--- DATASET Enclosed Below ---

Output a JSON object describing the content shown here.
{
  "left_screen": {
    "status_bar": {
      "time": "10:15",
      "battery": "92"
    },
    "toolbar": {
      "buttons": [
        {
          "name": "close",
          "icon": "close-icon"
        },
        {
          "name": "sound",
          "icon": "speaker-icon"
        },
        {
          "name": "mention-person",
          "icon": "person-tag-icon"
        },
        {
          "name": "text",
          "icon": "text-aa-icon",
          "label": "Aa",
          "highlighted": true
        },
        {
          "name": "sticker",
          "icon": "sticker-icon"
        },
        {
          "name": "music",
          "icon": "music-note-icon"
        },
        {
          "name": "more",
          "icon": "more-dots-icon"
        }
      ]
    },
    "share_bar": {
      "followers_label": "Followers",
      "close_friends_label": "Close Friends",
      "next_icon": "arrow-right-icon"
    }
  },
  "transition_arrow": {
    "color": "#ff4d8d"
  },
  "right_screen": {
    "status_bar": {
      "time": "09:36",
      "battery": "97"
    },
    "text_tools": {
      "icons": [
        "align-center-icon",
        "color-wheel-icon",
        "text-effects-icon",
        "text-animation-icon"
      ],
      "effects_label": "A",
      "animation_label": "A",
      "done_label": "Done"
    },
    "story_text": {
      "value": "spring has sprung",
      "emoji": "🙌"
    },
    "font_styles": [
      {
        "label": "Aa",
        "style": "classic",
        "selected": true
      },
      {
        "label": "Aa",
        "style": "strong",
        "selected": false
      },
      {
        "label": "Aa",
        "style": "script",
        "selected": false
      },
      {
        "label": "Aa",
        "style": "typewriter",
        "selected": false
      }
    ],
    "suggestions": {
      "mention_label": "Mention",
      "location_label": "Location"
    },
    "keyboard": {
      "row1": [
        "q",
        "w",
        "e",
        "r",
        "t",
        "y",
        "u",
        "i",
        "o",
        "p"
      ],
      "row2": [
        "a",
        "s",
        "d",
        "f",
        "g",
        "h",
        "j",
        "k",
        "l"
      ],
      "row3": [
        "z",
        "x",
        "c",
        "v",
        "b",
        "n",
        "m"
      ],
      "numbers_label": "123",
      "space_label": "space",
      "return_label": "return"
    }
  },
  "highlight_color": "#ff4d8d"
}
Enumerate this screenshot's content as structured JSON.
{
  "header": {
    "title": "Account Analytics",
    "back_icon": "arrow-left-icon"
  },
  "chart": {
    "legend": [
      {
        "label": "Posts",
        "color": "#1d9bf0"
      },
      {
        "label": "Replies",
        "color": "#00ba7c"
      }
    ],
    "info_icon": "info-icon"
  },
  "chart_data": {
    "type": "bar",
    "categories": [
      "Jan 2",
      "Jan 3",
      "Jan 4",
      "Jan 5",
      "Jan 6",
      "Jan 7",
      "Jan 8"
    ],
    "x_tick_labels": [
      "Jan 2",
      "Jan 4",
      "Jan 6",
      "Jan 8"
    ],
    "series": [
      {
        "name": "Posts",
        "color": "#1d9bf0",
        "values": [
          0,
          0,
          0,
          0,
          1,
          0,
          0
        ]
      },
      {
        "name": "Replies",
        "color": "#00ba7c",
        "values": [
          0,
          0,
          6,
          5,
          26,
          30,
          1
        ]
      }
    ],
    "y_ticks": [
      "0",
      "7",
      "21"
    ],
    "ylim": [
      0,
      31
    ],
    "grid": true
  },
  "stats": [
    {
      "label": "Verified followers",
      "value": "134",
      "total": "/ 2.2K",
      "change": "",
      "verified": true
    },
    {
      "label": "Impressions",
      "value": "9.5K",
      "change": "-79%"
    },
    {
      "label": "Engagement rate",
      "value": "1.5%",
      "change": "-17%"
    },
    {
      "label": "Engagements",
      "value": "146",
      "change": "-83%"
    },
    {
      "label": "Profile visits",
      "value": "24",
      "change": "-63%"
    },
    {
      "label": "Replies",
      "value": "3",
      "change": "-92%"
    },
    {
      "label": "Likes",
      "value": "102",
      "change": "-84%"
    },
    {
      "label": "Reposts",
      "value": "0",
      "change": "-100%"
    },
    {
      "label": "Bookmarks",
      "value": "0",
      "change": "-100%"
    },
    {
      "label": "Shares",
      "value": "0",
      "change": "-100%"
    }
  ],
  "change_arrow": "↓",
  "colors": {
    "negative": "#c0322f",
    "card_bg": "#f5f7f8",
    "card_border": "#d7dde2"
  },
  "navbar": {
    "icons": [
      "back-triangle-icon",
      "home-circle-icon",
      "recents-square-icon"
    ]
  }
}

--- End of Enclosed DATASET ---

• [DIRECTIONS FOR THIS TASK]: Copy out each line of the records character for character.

• [RESPONSE FOR THIS EXERCISE]:
Output a JSON object describing the content shown here.
{
  "left_screen": {
    "status_bar": {
      "time": "10:15",
      "battery": "92"
    },
    "toolbar": {
      "buttons": [
        {
          "name": "close",
          "icon": "close-icon"
        },
        {
          "name": "sound",
          "icon": "speaker-icon"
        },
        {
          "name": "mention-person",
          "icon": "person-tag-icon"
        },
        {
          "name": "text",
          "icon": "text-aa-icon",
          "label": "Aa",
          "highlighted": true
        },
        {
          "name": "sticker",
          "icon": "sticker-icon"
        },
        {
          "name": "music",
          "icon": "music-note-icon"
        },
        {
          "name": "more",
          "icon": "more-dots-icon"
        }
      ]
    },
    "share_bar": {
      "followers_label": "Followers",
      "close_friends_label": "Close Friends",
      "next_icon": "arrow-right-icon"
    }
  },
  "transition_arrow": {
    "color": "#ff4d8d"
  },
  "right_screen": {
    "status_bar": {
      "time": "09:36",
      "battery": "97"
    },
    "text_tools": {
      "icons": [
        "align-center-icon",
        "color-wheel-icon",
        "text-effects-icon",
        "text-animation-icon"
      ],
      "effects_label": "A",
      "animation_label": "A",
      "done_label": "Done"
    },
    "story_text": {
      "value": "spring has sprung",
      "emoji": "🙌"
    },
    "font_styles": [
      {
        "label": "Aa",
        "style": "classic",
        "selected": true
      },
      {
        "label": "Aa",
        "style": "strong",
        "selected": false
      },
      {
        "label": "Aa",
        "style": "script",
        "selected": false
      },
      {
        "label": "Aa",
        "style": "typewriter",
        "selected": false
      }
    ],
    "suggestions": {
      "mention_label": "Mention",
      "location_label": "Location"
    },
    "keyboard": {
      "row1": [
        "q",
        "w",
        "e",
        "r",
        "t",
        "y",
        "u",
        "i",
        "o",
        "p"
      ],
      "row2": [
        "a",
        "s",
        "d",
        "f",
        "g",
        "h",
        "j",
        "k",
        "l"
      ],
      "row3": [
        "z",
        "x",
        "c",
        "v",
        "b",
        "n",
        "m"
      ],
      "numbers_label": "123",
      "space_label": "space",
      "return_label": "return"
    }
  },
  "highlight_color": "#ff4d8d"
}
Enumerate this screenshot's content as structured JSON.
{
  "header": {
    "title": "Account Analytics",
    "back_icon": "arrow-left-icon"
  },
  "chart": {
    "legend": [
      {
        "label": "Posts",
        "color": "#1d9bf0"
      },
      {
        "label": "Replies",
        "color": "#00ba7c"
      }
    ],
    "info_icon": "info-icon"
  },
  "chart_data": {
    "type": "bar",
    "categories": [
      "Jan 2",
      "Jan 3",
      "Jan 4",
      "Jan 5",
      "Jan 6",
      "Jan 7",
      "Jan 8"
    ],
    "x_tick_labels": [
      "Jan 2",
      "Jan 4",
      "Jan 6",
      "Jan 8"
    ],
    "series": [
      {
        "name": "Posts",
        "color": "#1d9bf0",
        "values": [
          0,
          0,
          0,
          0,
          1,
          0,
          0
        ]
      },
      {
        "name": "Replies",
        "color": "#00ba7c",
        "values": [
          0,
          0,
          6,
          5,
          26,
          30,
          1
        ]
      }
    ],
    "y_ticks": [
      "0",
      "7",
      "21"
    ],
    "ylim": [
      0,
      31
    ],
    "grid": true
  },
  "stats": [
    {
      "label": "Verified followers",
      "value": "134",
      "total": "/ 2.2K",
      "change": "",
      "verified": true
    },
    {
      "label": "Impressions",
      "value": "9.5K",
      "change": "-79%"
    },
    {
      "label": "Engagement rate",
      "value": "1.5%",
      "change": "-17%"
    },
    {
      "label": "Engagements",
      "value": "146",
      "change": "-83%"
    },
    {
      "label": "Profile visits",
      "value": "24",
      "change": "-63%"
    },
    {
      "label": "Replies",
      "value": "3",
      "change": "-92%"
    },
    {
      "label": "Likes",
      "value": "102",
      "change": "-84%"
    },
    {
      "label": "Reposts",
      "value": "0",
      "change": "-100%"
    },
    {
      "label": "Bookmarks",
      "value": "0",
      "change": "-100%"
    },
    {
      "label": "Shares",
      "value": "0",
      "change": "-100%"
    }
  ],
  "change_arrow": "↓",
  "colors": {
    "negative": "#c0322f",
    "card_bg": "#f5f7f8",
    "card_border": "#d7dde2"
  },
  "navbar": {
    "icons": [
      "back-triangle-icon",
      "home-circle-icon",
      "recents-square-icon"
    ]
  }
}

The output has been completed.